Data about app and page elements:
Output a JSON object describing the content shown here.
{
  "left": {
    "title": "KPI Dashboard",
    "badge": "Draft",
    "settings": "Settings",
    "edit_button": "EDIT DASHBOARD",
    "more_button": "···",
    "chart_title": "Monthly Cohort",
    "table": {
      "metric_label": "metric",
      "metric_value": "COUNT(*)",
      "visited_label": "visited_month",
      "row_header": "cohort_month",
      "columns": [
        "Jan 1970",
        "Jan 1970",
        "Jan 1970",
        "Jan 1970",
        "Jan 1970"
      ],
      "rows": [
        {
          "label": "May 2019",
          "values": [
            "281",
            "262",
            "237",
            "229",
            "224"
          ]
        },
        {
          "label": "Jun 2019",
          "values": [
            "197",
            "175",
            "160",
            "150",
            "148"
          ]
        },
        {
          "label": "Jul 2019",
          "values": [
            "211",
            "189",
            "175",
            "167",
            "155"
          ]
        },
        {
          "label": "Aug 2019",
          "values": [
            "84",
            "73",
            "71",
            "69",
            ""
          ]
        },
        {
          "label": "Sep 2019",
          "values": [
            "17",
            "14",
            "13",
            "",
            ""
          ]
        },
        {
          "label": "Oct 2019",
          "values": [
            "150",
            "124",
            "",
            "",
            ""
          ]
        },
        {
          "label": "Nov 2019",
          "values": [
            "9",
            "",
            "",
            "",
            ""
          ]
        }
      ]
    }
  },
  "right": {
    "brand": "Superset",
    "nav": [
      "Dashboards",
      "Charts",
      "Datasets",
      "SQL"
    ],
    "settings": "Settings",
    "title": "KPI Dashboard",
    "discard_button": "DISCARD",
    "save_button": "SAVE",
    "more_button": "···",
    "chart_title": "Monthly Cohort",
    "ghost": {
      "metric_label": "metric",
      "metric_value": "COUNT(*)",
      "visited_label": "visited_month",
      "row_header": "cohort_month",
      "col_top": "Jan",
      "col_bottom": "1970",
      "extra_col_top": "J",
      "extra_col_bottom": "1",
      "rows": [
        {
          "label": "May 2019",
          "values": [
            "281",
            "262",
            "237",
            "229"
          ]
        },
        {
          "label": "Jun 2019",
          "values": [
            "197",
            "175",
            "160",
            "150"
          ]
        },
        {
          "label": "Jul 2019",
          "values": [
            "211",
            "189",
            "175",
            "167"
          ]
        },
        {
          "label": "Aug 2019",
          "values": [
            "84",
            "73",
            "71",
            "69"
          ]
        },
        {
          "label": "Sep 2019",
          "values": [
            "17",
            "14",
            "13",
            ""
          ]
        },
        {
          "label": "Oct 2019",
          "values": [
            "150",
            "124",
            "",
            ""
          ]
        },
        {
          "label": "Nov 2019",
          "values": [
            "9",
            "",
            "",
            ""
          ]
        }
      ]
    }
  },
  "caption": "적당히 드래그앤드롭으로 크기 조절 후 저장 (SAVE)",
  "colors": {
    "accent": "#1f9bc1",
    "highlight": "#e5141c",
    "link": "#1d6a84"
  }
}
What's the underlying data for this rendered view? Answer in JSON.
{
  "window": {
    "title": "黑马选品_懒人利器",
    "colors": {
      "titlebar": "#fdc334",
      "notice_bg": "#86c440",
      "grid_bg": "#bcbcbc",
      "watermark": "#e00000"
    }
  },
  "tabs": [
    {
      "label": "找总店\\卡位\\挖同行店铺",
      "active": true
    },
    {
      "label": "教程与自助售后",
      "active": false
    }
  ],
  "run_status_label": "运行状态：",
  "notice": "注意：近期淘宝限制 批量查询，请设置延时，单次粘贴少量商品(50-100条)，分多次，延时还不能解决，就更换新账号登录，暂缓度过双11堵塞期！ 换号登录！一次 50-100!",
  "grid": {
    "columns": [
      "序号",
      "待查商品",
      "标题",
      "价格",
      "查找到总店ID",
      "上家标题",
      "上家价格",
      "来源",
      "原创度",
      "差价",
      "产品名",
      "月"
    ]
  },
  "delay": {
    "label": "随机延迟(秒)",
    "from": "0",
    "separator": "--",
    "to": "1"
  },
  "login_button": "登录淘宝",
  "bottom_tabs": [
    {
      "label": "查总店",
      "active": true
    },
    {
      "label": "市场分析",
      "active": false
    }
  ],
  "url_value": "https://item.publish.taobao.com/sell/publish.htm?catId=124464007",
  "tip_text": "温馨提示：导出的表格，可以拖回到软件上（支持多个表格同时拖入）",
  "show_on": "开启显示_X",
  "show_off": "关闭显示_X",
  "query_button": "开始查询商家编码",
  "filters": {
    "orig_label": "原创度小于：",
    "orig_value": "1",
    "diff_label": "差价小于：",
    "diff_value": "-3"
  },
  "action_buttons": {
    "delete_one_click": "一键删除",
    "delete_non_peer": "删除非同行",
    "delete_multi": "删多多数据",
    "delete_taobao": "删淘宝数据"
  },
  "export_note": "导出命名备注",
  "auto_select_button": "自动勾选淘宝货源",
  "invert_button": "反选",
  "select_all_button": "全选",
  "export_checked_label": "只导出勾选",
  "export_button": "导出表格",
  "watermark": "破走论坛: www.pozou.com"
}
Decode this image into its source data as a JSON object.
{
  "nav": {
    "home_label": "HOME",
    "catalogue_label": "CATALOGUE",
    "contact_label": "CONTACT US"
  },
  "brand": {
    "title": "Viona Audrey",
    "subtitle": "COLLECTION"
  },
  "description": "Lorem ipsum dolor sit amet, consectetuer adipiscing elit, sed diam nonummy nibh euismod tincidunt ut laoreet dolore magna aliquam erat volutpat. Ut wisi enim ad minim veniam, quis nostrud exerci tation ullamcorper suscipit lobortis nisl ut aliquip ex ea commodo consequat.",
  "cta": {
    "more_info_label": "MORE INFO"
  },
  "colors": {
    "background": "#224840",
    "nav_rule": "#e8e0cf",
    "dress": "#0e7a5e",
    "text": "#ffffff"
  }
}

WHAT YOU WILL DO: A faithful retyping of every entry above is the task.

SOLUTION FOR THIS EXERCISE:
Output a JSON object describing the content shown here.
{
  "left": {
    "title": "KPI Dashboard",
    "badge": "Draft",
    "settings": "Settings",
    "edit_button": "EDIT DASHBOARD",
    "more_button": "···",
    "chart_title": "Monthly Cohort",
    "table": {
      "metric_label": "metric",
      "metric_value": "COUNT(*)",
      "visited_label": "visited_month",
      "row_header": "cohort_month",
      "columns": [
        "Jan 1970",
        "Jan 1970",
        "Jan 1970",
        "Jan 1970",
        "Jan 1970"
      ],
      "rows": [
        {
          "label": "May 2019",
          "values": [
            "281",
            "262",
            "237",
            "229",
            "224"
          ]
        },
        {
          "label": "Jun 2019",
          "values": [
            "197",
            "175",
            "160",
            "150",
            "148"
          ]
        },
        {
          "label": "Jul 2019",
          "values": [
            "211",
            "189",
            "175",
            "167",
            "155"
          ]
        },
        {
          "label": "Aug 2019",
          "values": [
            "84",
            "73",
            "71",
            "69",
            ""
          ]
        },
        {
          "label": "Sep 2019",
          "values": [
            "17",
            "14",
            "13",
            "",
            ""
          ]
        },
        {
          "label": "Oct 2019",
          "values": [
            "150",
            "124",
            "",
            "",
            ""
          ]
        },
        {
          "label": "Nov 2019",
          "values": [
            "9",
            "",
            "",
            "",
            ""
          ]
        }
      ]
    }
  },
  "right": {
    "brand": "Superset",
    "nav": [
      "Dashboards",
      "Charts",
      "Datasets",
      "SQL"
    ],
    "settings": "Settings",
    "title": "KPI Dashboard",
    "discard_button": "DISCARD",
    "save_button": "SAVE",
    "more_button": "···",
    "chart_title": "Monthly Cohort",
    "ghost": {
      "metric_label": "metric",
      "metric_value": "COUNT(*)",
      "visited_label": "visited_month",
      "row_header": "cohort_month",
      "col_top": "Jan",
      "col_bottom": "1970",
      "extra_col_top": "J",
      "extra_col_bottom": "1",
      "rows": [
        {
          "label": "May 2019",
          "values": [
            "281",
            "262",
            "237",
            "229"
          ]
        },
        {
          "label": "Jun 2019",
          "values": [
            "197",
            "175",
            "160",
            "150"
          ]
        },
        {
          "label": "Jul 2019",
          "values": [
            "211",
            "189",
            "175",
            "167"
          ]
        },
        {
          "label": "Aug 2019",
          "values": [
            "84",
            "73",
            "71",
            "69"
          ]
        },
        {
          "label": "Sep 2019",
          "values": [
            "17",
            "14",
            "13",
            ""
          ]
        },
        {
          "label": "Oct 2019",
          "values": [
            "150",
            "124",
            "",
            ""
          ]
        },
        {
          "label": "Nov 2019",
          "values": [
            "9",
            "",
            "",
            ""
          ]
        }
      ]
    }
  },
  "caption": "적당히 드래그앤드롭으로 크기 조절 후 저장 (SAVE)",
  "colors": {
    "accent": "#1f9bc1",
    "highlight": "#e5141c",
    "link": "#1d6a84"
  }
}
What's the underlying data for this rendered view? Answer in JSON.
{
  "window": {
    "title": "黑马选品_懒人利器",
    "colors": {
      "titlebar": "#fdc334",
      "notice_bg": "#86c440",
      "grid_bg": "#bcbcbc",
      "watermark": "#e00000"
    }
  },
  "tabs": [
    {
      "label": "找总店\\卡位\\挖同行店铺",
      "active": true
    },
    {
      "label": "教程与自助售后",
      "active": false
    }
  ],
  "run_status_label": "运行状态：",
  "notice": "注意：近期淘宝限制 批量查询，请设置延时，单次粘贴少量商品(50-100条)，分多次，延时还不能解决，就更换新账号登录，暂缓度过双11堵塞期！ 换号登录！一次 50-100!",
  "grid": {
    "columns": [
      "序号",
      "待查商品",
      "标题",
      "价格",
      "查找到总店ID",
      "上家标题",
      "上家价格",
      "来源",
      "原创度",
      "差价",
      "产品名",
      "月"
    ]
  },
  "delay": {
    "label": "随机延迟(秒)",
    "from": "0",
    "separator": "--",
    "to": "1"
  },
  "login_button": "登录淘宝",
  "bottom_tabs": [
    {
      "label": "查总店",
      "active": true
    },
    {
      "label": "市场分析",
      "active": false
    }
  ],
  "url_value": "https://item.publish.taobao.com/sell/publish.htm?catId=124464007",
  "tip_text": "温馨提示：导出的表格，可以拖回到软件上（支持多个表格同时拖入）",
  "show_on": "开启显示_X",
  "show_off": "关闭显示_X",
  "query_button": "开始查询商家编码",
  "filters": {
    "orig_label": "原创度小于：",
    "orig_value": "1",
    "diff_label": "差价小于：",
    "diff_value": "-3"
  },
  "action_buttons": {
    "delete_one_click": "一键删除",
    "delete_non_peer": "删除非同行",
    "delete_multi": "删多多数据",
    "delete_taobao": "删淘宝数据"
  },
  "export_note": "导出命名备注",
  "auto_select_button": "自动勾选淘宝货源",
  "invert_button": "反选",
  "select_all_button": "全选",
  "export_checked_label": "只导出勾选",
  "export_button": "导出表格",
  "watermark": "破走论坛: www.pozou.com"
}
Decode this image into its source data as a JSON object.
{
  "nav": {
    "home_label": "HOME",
    "catalogue_label": "CATALOGUE",
    "contact_label": "CONTACT US"
  },
  "brand": {
    "title": "Viona Audrey",
    "subtitle": "COLLECTION"
  },
  "description": "Lorem ipsum dolor sit amet, consectetuer adipiscing elit, sed diam nonummy nibh euismod tincidunt ut laoreet dolore magna aliquam erat volutpat. Ut wisi enim ad minim veniam, quis nostrud exerci tation ullamcorper suscipit lobortis nisl ut aliquip ex ea commodo consequat.",
  "cta": {
    "more_info_label": "MORE INFO"
  },
  "colors": {
    "background": "#224840",
    "nav_rule": "#e8e0cf",
    "dress": "#0e7a5e",
    "text": "#ffffff"
  }
}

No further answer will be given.